Girls in Africa lose days from their lives when they have no access to hygienic menstruation aids.
They lose days from their education, from work and are often being isolated from others. In fact, a girl can lose 3,000 days over her lifetime and in poorer countries that is very much the reality.
Girls and women in developing countries, often use whatever they can get their hands on for sanitary hygiene, such as old cloths, leaves or rags. Days For Girls is dedicated to providing access to washable, recyclable quality hygiene kits to help girls reclaim the days that they lose each month.
So, What exactly is Days for Girls?
Days For Girls is a world wide NGO that came out of the USA and is now in over 140 countries. It enables local women to make according to a set pattern, Recyclable Sanitary kits.

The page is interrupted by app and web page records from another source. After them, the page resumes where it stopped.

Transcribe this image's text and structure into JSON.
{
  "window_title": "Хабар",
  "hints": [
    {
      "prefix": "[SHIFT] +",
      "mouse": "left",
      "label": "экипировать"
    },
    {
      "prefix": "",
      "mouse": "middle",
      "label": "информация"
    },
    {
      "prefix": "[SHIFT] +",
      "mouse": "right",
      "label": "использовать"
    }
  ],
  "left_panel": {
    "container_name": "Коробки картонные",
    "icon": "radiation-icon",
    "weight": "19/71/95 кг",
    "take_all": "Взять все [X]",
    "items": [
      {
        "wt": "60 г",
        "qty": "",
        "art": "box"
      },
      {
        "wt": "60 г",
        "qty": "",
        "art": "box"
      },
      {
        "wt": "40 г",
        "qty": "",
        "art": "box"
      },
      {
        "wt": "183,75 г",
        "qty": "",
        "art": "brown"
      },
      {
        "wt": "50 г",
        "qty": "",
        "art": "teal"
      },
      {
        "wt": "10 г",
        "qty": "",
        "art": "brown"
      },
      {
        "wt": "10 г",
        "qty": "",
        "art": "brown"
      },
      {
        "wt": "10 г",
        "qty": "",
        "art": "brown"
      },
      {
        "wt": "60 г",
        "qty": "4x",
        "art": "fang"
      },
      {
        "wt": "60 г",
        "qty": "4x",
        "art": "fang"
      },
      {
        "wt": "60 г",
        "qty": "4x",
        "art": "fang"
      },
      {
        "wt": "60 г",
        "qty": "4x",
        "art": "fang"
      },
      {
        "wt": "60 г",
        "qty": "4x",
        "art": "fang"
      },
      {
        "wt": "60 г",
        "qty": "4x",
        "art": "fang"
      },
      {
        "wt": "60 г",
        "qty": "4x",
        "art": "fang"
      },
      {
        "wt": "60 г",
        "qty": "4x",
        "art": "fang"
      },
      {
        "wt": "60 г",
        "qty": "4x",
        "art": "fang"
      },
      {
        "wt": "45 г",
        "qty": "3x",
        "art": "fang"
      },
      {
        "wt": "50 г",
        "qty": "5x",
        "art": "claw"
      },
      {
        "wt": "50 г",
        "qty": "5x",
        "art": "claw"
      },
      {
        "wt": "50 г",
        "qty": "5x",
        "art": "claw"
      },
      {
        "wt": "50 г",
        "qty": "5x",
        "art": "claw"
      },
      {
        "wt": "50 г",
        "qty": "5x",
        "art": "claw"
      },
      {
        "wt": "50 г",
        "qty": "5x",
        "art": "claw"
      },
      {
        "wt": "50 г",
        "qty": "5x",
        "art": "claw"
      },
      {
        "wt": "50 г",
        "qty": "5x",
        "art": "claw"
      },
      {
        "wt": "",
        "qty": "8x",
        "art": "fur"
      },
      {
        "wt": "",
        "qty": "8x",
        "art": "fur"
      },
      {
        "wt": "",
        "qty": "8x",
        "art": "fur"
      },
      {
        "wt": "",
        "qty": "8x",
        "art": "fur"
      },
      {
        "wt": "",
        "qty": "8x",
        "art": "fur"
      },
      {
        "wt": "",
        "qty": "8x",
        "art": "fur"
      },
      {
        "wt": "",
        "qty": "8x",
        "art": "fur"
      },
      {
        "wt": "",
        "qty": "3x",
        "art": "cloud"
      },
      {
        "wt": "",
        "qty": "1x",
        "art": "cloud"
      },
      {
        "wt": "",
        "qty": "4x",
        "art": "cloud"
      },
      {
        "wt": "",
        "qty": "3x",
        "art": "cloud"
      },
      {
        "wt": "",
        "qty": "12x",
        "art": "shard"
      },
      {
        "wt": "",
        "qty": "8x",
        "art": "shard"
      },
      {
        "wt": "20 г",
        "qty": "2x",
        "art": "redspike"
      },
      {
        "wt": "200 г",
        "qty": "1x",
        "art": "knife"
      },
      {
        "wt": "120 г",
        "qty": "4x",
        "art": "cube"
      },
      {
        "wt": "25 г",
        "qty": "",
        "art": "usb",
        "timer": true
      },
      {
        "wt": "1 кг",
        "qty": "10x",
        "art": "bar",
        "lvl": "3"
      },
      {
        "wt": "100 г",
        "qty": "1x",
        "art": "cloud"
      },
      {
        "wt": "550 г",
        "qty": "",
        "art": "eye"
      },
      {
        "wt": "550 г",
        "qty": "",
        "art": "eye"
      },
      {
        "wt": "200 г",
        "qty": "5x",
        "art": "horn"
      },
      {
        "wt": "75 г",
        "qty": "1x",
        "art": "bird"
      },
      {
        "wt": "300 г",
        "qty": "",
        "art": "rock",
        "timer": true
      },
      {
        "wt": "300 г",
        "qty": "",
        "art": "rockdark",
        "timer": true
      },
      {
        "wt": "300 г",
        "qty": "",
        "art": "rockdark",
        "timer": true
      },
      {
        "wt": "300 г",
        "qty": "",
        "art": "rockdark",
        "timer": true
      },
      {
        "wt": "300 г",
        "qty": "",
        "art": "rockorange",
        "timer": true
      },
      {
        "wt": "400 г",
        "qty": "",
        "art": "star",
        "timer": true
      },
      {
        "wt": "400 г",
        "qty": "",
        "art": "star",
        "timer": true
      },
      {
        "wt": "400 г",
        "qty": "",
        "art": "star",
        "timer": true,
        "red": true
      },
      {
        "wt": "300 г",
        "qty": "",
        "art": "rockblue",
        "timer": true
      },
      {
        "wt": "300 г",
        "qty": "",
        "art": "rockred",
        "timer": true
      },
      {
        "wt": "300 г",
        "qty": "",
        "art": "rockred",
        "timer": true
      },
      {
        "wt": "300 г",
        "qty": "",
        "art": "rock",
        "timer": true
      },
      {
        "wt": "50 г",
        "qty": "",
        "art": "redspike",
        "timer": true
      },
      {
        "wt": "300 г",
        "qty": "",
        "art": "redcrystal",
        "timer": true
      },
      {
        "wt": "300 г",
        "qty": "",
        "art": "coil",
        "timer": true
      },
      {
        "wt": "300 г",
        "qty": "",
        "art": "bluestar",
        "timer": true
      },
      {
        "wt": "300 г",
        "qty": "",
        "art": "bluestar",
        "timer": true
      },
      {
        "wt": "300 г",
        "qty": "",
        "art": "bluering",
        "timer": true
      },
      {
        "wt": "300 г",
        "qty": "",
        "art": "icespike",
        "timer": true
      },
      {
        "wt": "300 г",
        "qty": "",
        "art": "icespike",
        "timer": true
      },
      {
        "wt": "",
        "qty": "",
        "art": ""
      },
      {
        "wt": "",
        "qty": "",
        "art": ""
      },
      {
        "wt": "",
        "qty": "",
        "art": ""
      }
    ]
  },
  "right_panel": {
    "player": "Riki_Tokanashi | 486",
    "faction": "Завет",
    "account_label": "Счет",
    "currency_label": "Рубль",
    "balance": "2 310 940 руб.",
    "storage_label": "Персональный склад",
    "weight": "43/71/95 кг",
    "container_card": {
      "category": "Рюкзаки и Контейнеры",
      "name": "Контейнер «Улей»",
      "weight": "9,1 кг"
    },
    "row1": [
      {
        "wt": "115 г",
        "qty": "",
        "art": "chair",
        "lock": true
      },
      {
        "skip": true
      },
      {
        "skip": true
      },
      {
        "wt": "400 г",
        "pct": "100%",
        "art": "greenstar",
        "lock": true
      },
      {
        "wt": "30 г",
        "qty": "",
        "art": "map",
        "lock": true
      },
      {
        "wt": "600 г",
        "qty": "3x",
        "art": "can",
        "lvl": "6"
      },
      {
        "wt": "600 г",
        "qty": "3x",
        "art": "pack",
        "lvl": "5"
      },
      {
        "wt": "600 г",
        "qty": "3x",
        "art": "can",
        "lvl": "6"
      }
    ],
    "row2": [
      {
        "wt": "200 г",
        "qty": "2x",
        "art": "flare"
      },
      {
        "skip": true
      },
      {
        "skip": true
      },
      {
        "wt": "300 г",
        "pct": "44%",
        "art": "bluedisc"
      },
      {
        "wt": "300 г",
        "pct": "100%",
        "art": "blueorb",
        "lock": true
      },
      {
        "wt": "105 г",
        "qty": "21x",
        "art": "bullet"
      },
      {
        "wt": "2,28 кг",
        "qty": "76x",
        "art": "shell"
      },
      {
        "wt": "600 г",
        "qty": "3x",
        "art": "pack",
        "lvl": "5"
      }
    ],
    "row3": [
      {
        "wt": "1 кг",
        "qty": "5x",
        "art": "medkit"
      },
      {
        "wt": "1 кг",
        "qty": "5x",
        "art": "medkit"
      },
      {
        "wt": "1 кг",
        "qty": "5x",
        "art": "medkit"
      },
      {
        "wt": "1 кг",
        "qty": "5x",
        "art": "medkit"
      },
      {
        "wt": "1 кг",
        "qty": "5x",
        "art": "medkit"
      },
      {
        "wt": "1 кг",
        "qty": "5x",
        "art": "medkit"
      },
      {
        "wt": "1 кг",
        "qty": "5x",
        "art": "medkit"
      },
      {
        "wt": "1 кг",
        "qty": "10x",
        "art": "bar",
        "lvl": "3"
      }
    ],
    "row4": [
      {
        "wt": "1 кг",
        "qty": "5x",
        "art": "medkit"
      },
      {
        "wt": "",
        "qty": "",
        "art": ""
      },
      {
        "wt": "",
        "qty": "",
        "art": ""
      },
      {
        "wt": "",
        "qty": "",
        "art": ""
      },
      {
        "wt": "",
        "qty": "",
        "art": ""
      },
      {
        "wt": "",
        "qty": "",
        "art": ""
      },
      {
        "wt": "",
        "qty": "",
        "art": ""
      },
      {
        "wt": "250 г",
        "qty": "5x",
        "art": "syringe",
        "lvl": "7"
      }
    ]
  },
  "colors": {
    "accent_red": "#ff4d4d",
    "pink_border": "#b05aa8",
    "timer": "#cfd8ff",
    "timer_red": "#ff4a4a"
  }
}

These are already enabling thousands of young women to no longer suffer humiliating embarrassment and who were missing out on important educational opportunities, to sometimes get infections and even suffer death.
All because of a lack of access to monthly hygienic aids.Days for Girls also enables many many women to earn through alternative income source that is guaranteed to be self sustainable.
Marketing Recyclable Sanitary Pads serves the dual purpose of providing a necessary health product and an economic resource.
In addition, working together on this project is an important form of occupational therapy in our case here in The Gambia because it also builds relationships between women and can be fun!
Our Ghana visit and Days For Girls
We, Samaritana Gambia, visited Ghana’s Days for Girls Operations Office in September 2016. We spent time with the local couple who make and distribute a 100 kits each month.
We also attended a Days For Girls session where there were over 200 young girls.
Now, here in tiny Gambia, a small team of women have been making 100 kits a month, working about 50 hrs/month each and getting 100% of the profit.
As part of their agreed conditions for getting an allowance (before the profit at the end of the month) the women are involved in our Literacy Class.
Sponsorship, Funding and Donations
Because of the poverty in the community, very few locals can afford Kits which cost Dalasi D300 each (about 5 pound, or 6 usd or 5.5 euros).
So we would love if you, the reader, would feel free to help sponsor some kits for this project so we can supply kits to the poorer communities of girls and women.
To your left, the foot pedal Singer model, requires no electricity. This machine is very important in countries where “electricity” is somewhat unreliable, or not available at all.
In New Zealand, a simple message (about sponsoring kits) on a workplace noticeboard spread like wildfire and NZD$900 was raised within a very short while for these Kits!
And if that doesn’t grab your fancy, why not apply to volunteer with us for a few months? Seriously!
What’s inside the Kits?
All the Samaritana Gambian women wear and love them. A Scottish journalist (who “crashed” with us at His Place) when she was chasing stories in January 2017 about throwing out the Military Dictator who was refusing to leave the country, bought a kit from us and was very pleased with it.
What do these Kits consist of?
One nice “kit” bag holds everything which includes:
- 1. One wash cloth;
- 2. One pair of new panties.
- 3. One awesome smelling soap;
- 4. One plastic wash bag to carry the used pads;
- 5. Four recyclable washable comfortable pads;
- 6. One absorbent shield which holds the pads; and
- 7. A “How to care and use Kit” form along with a “cycle” calendar on opposite side.